(Web page and app entries)
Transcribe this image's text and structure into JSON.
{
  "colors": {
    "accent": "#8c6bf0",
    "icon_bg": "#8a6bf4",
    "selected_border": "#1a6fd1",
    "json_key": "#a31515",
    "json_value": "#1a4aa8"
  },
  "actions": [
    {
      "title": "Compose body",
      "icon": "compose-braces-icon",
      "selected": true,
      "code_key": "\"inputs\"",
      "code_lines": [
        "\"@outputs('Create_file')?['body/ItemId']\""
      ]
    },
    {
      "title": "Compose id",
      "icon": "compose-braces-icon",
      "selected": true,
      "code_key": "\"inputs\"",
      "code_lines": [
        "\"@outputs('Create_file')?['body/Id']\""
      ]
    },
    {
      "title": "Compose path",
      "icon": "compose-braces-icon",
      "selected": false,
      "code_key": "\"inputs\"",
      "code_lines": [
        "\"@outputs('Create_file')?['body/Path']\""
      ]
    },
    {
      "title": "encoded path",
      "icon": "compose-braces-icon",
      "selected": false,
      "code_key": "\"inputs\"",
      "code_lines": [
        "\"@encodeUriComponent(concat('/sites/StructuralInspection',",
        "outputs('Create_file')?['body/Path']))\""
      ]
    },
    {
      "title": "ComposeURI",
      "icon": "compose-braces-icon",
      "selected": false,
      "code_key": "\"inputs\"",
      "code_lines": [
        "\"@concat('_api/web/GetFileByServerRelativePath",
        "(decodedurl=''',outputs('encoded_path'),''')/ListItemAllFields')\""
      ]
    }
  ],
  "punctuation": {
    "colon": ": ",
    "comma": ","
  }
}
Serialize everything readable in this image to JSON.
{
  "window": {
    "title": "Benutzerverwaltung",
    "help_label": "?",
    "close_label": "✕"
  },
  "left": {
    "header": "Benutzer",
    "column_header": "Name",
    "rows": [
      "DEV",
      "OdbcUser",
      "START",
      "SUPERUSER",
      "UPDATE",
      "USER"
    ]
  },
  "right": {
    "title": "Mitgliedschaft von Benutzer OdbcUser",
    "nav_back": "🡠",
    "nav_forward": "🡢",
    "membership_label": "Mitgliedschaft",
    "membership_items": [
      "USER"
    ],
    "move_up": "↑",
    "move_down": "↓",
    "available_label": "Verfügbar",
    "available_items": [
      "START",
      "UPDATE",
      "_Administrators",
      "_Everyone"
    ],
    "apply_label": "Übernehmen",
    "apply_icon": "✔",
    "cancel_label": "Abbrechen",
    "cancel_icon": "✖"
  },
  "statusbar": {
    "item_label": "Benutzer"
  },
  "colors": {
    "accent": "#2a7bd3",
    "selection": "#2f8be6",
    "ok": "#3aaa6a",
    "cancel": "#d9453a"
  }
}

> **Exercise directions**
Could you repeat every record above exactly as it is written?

> **Your response**
Transcribe this image's text and structure into JSON.
{
  "colors": {
    "accent": "#8c6bf0",
    "icon_bg": "#8a6bf4",
    "selected_border": "#1a6fd1",
    "json_key": "#a31515",
    "json_value": "#1a4aa8"
  },
  "actions": [
    {
      "title": "Compose body",
      "icon": "compose-braces-icon",
      "selected": true,
      "code_key": "\"inputs\"",
      "code_lines": [
        "\"@outputs('Create_file')?['body/ItemId']\""
      ]
    },
    {
      "title": "Compose id",
      "icon": "compose-braces-icon",
      "selected": true,
      "code_key": "\"inputs\"",
      "code_lines": [
        "\"@outputs('Create_file')?['body/Id']\""
      ]
    },
    {
      "title": "Compose path",
      "icon": "compose-braces-icon",
      "selected": false,
      "code_key": "\"inputs\"",
      "code_lines": [
        "\"@outputs('Create_file')?['body/Path']\""
      ]
    },
    {
      "title": "encoded path",
      "icon": "compose-braces-icon",
      "selected": false,
      "code_key": "\"inputs\"",
      "code_lines": [
        "\"@encodeUriComponent(concat('/sites/StructuralInspection',",
        "outputs('Create_file')?['body/Path']))\""
      ]
    },
    {
      "title": "ComposeURI",
      "icon": "compose-braces-icon",
      "selected": false,
      "code_key": "\"inputs\"",
      "code_lines": [
        "\"@concat('_api/web/GetFileByServerRelativePath",
        "(decodedurl=''',outputs('encoded_path'),''')/ListItemAllFields')\""
      ]
    }
  ],
  "punctuation": {
    "colon": ": ",
    "comma": ","
  }
}
Serialize everything readable in this image to JSON.
{
  "window": {
    "title": "Benutzerverwaltung",
    "help_label": "?",
    "close_label": "✕"
  },
  "left": {
    "header": "Benutzer",
    "column_header": "Name",
    "rows": [
      "DEV",
      "OdbcUser",
      "START",
      "SUPERUSER",
      "UPDATE",
      "USER"
    ]
  },
  "right": {
    "title": "Mitgliedschaft von Benutzer OdbcUser",
    "nav_back": "🡠",
    "nav_forward": "🡢",
    "membership_label": "Mitgliedschaft",
    "membership_items": [
      "USER"
    ],
    "move_up": "↑",
    "move_down": "↓",
    "available_label": "Verfügbar",
    "available_items": [
      "START",
      "UPDATE",
      "_Administrators",
      "_Everyone"
    ],
    "apply_label": "Übernehmen",
    "apply_icon": "✔",
    "cancel_label": "Abbrechen",
    "cancel_icon": "✖"
  },
  "statusbar": {
    "item_label": "Benutzer"
  },
  "colors": {
    "accent": "#2a7bd3",
    "selection": "#2f8be6",
    "ok": "#3aaa6a",
    "cancel": "#d9453a"
  }
}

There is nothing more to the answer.